The final reason Roy
remains with the Astros is probably the most important reason of all. Ed Wade
and his job security is the biggest reason. If by some chance Ed finds a way to
get around the no trade clause, McLane’s fondness of Roy and the PR night mare, Ed knows his
future with the club will ride on this single trade.
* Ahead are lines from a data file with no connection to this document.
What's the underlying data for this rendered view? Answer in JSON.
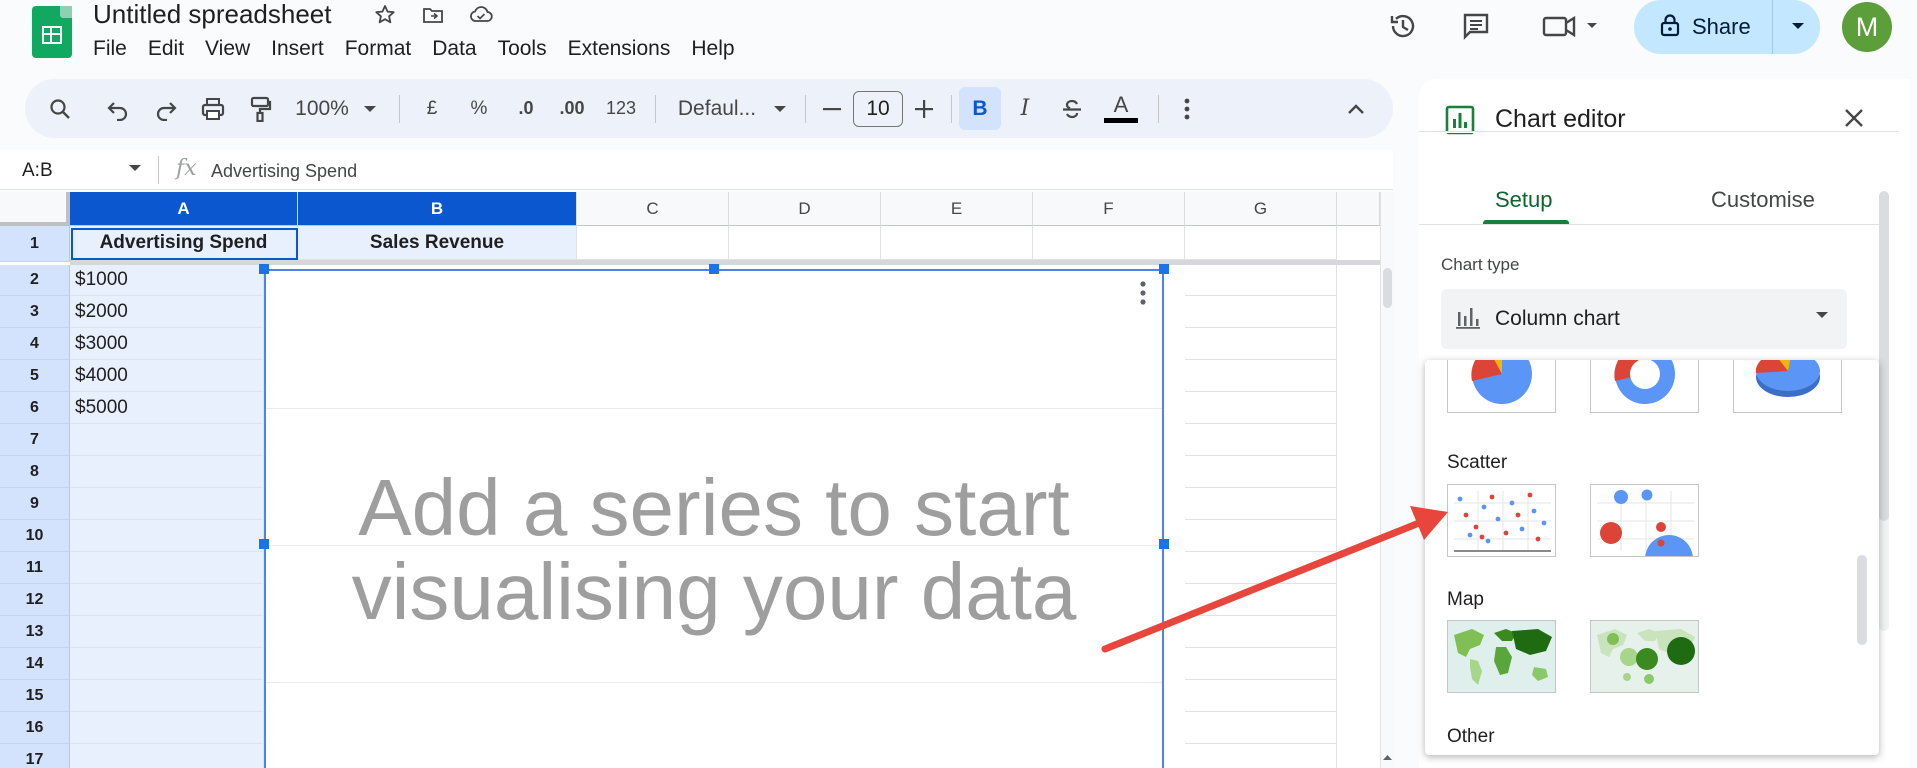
{
  "title_bar": {
    "doc_title": "Untitled spreadsheet",
    "share_label": "Share",
    "avatar_letter": "M"
  },
  "menu": [
    "File",
    "Edit",
    "View",
    "Insert",
    "Format",
    "Data",
    "Tools",
    "Extensions",
    "Help"
  ],
  "toolbar": {
    "zoom": "100%",
    "currency": "£",
    "percent": "%",
    "decrease_decimal": ".0",
    "increase_decimal": ".00",
    "number_format": "123",
    "font": "Defaul...",
    "font_size": "10",
    "bold": "B",
    "italic": "I",
    "text_color": "A"
  },
  "formula_bar": {
    "name_box": "A:B",
    "fx": "fx",
    "content": "Advertising Spend"
  },
  "sheet": {
    "columns": [
      "A",
      "B",
      "C",
      "D",
      "E",
      "F",
      "G"
    ],
    "rows": [
      "1",
      "2",
      "3",
      "4",
      "5",
      "6",
      "7",
      "8",
      "9",
      "10",
      "11",
      "12",
      "13",
      "14",
      "15",
      "16",
      "17"
    ],
    "header_a": "Advertising Spend",
    "header_b": "Sales Revenue",
    "values_a": [
      "$1000",
      "$2000",
      "$3000",
      "$4000",
      "$5000"
    ]
  },
  "chart": {
    "message_line1": "Add a series to start",
    "message_line2": "visualising your data"
  },
  "editor": {
    "title": "Chart editor",
    "tabs": [
      "Setup",
      "Customise"
    ],
    "chart_type_label": "Chart type",
    "chart_type_value": "Column chart",
    "sections": [
      "Scatter",
      "Map",
      "Other"
    ]
  },
  "colors": {
    "sheets_green": "#11a861",
    "selection_blue": "#0b57d0",
    "share_bg": "#c2e7ff",
    "annotation_red": "#e8453c",
    "chart_blue": "#5b95f5",
    "chart_red": "#db4437",
    "chart_yellow": "#f4b400"
  }
}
If the Astros get a
pitcher or two and some minor leaguers and they turn out to flop or not live up
to expectations Ed will be looking for another job and the chances of Ed
finding a third GM job would be slim to none.

 

So mark my words, Roy will remain in an Astros uniform for
seasons to come.

Carlos Delgado’s option a no brainer for the Mets

Now that Omar Minya and Jerry Manuel have both taken care of
their contract issues it is time for them to start assessing the state of the
New York Mets. With the 2008 playoffs still underway there is not a whole lot
of things Minya can do right now. He can, however, address Carlos Delgado’s
contract option. It is really a no brainer for the Mets considering how
astronomical MLB contracts have soared to in the past several years. For a
measly $12 million the Mets get to retain 38 homeruns and 115 RBI. Not bad for
today’s market.

 

Beat writer Mark Hale believes that Delgado’s option is all but picked up already.